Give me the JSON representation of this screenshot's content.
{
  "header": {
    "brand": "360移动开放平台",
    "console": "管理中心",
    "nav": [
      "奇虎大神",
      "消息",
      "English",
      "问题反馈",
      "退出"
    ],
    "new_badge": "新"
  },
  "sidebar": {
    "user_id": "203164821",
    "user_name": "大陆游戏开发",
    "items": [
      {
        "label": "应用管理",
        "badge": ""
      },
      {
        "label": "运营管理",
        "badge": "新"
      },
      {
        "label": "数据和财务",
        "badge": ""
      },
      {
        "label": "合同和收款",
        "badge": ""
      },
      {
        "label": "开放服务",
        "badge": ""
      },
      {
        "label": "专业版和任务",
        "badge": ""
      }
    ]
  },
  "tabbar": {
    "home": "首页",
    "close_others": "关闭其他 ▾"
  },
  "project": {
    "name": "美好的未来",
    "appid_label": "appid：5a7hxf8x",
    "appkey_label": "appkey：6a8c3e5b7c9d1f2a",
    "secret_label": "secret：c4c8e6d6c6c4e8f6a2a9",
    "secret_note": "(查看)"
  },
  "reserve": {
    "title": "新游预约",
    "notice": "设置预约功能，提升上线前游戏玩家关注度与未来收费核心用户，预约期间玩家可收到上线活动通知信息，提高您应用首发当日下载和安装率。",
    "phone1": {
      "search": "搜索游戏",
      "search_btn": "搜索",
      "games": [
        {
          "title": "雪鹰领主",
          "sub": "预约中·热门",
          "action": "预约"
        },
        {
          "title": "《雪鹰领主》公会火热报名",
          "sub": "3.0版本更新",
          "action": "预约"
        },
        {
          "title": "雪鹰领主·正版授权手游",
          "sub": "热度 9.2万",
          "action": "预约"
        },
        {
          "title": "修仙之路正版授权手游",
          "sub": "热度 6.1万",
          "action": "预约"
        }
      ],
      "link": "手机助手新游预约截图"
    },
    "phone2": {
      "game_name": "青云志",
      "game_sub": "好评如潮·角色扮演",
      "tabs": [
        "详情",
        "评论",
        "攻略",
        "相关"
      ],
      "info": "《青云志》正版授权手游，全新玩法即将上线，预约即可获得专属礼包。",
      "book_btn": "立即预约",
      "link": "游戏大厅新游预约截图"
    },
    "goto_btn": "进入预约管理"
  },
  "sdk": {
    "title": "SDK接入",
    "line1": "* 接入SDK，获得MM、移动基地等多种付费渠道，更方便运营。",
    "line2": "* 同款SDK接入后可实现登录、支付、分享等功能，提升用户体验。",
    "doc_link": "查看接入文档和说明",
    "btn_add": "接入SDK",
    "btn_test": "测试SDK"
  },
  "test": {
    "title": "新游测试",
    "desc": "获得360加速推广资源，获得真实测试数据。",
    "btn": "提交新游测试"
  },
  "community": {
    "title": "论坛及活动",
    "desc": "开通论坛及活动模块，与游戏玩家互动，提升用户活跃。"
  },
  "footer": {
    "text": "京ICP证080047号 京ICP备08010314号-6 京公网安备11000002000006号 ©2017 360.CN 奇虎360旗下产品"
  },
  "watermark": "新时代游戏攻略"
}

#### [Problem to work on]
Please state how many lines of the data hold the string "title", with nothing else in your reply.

#### [Task answer]
8